ULA Still Investigating Atlas V OA-6 Anomaly

OA-6/Atlas V being rolled out to Pad 41 for launch. Image Credit: NASA/Ben Smegelsky

OA-6/Atlas V being rolled out to Pad 41 for launch. Image Credit: NASA/Ben Smegelsky

March 31, 2016 – United Launch Alliance (ULA) of Centennial, Colorado, released an update today on the investigation into an Atlas V flight anomaly that occurred during the launch of the OA-6 Cygnus spacecraft on Tuesday, March 22.

Although the Cygnus spacecraft reached the desired orbit and later docked with the International Space Station as planned, the Atlas V rocket experienced a premature first stage shutdown.

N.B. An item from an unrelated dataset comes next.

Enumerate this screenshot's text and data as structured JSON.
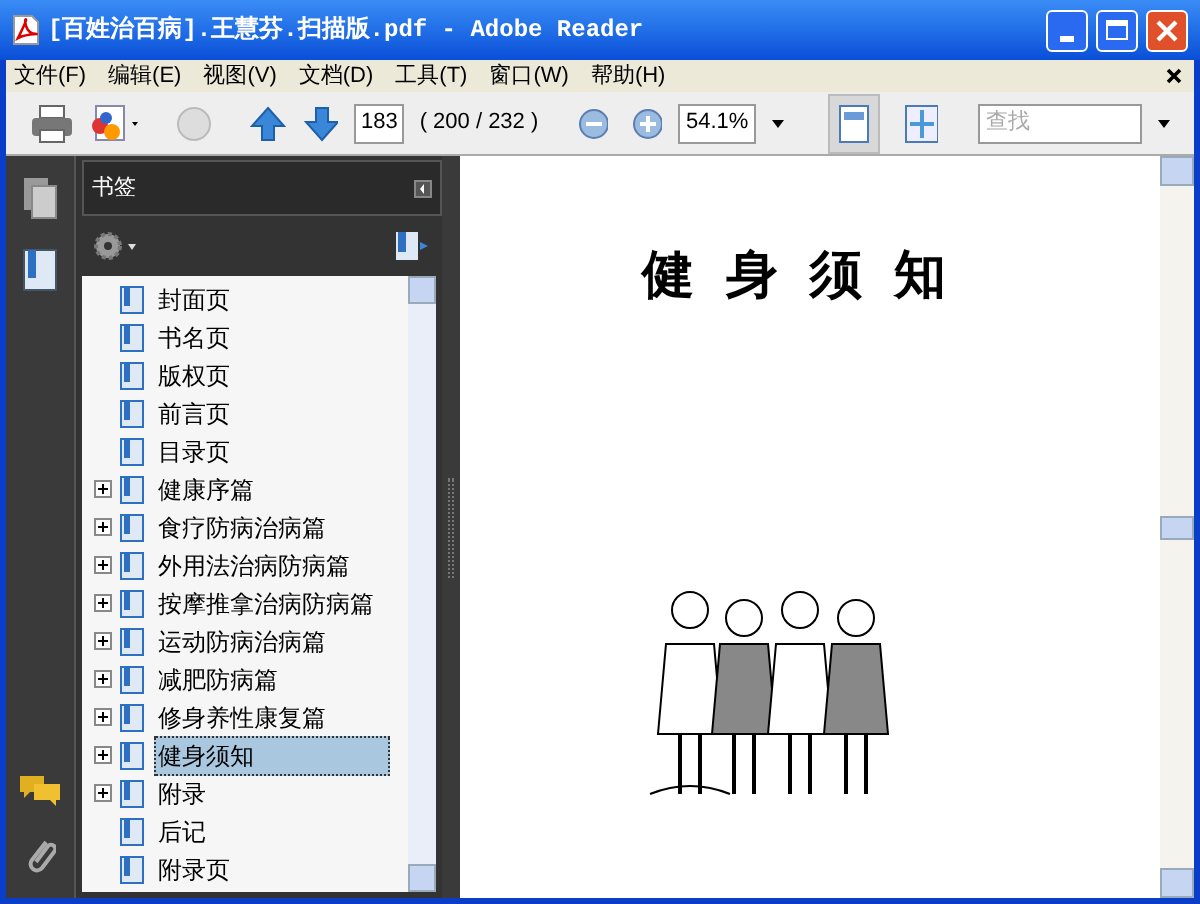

The first stage cut-off occurred approximately 6 seconds early, but the Centaur automatically compensated by burning longer, and the system achieved mission success.

ULA and its partners have formed a robust review team – standard practice when a flight anomaly has been identified – and the team is continuing to review the data. The engineering team has traced the problem to the first stage fuel system and its associated components and will continue to assess the flight and operational data to determine the root cause.

This was the 133rd successful launch in a row for Atlas and the 62nd for Atlas V. The Atlas V has been used to launch 24 Department of Defense flights, 13 commercial missions, 12 for NASA and 12 for the National Reconnaissance Office.

ULA’s next launch is the MUOS-5 satellite for the U.S. Navy. The launch has been rescheduled from May 5 to May 12 to give the company more time to investigate the cause of the anomaly. MUOS-5 will be launched on a Delta IV Heavy rocket.